_THE PROBLEM_
Pull each line with the string "Landing" from the entries.

EXERCISE DATA below:

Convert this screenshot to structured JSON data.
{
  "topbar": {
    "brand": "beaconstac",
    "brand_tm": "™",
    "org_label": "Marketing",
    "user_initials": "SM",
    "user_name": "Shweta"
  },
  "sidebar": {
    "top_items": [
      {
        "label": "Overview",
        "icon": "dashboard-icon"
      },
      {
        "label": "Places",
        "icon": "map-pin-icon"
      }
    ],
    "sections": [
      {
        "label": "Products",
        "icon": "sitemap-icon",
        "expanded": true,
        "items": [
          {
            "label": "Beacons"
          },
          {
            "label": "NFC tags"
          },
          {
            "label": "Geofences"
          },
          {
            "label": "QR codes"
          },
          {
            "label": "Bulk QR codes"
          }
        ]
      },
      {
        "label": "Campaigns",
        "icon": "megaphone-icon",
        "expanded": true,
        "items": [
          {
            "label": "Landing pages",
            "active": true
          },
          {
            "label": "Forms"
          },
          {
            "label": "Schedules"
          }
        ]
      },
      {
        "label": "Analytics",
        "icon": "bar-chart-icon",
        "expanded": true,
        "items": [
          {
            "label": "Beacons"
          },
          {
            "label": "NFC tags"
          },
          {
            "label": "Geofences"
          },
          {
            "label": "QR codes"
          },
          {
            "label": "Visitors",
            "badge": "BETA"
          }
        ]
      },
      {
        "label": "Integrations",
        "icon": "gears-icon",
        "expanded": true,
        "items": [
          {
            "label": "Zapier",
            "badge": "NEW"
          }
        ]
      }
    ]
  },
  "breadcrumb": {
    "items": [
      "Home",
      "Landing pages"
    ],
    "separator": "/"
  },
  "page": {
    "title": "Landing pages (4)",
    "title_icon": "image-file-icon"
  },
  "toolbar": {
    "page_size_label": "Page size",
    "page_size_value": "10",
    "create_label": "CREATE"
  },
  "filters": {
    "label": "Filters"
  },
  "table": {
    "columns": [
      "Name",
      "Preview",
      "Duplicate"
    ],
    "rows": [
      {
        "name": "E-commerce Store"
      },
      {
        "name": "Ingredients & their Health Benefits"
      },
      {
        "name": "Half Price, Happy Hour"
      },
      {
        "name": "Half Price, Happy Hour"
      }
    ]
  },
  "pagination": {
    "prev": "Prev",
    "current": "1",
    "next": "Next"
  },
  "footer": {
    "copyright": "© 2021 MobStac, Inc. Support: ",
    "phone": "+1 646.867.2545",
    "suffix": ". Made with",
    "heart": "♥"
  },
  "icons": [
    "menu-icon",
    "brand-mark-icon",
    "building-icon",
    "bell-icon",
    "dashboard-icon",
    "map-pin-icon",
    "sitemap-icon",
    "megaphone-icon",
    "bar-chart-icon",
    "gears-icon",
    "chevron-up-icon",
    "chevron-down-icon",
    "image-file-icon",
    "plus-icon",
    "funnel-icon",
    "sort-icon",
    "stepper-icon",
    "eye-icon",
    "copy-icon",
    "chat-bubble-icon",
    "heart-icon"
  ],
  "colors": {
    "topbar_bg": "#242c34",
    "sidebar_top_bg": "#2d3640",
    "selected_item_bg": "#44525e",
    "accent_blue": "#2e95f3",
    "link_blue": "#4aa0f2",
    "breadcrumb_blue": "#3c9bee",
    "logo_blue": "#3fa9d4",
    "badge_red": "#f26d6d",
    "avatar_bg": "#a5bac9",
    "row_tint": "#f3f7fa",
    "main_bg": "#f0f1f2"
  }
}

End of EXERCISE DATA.

_FINISHED EXERCISE_
            "label": "Landing pages",
      "Landing pages"
    "title": "Landing pages (4)",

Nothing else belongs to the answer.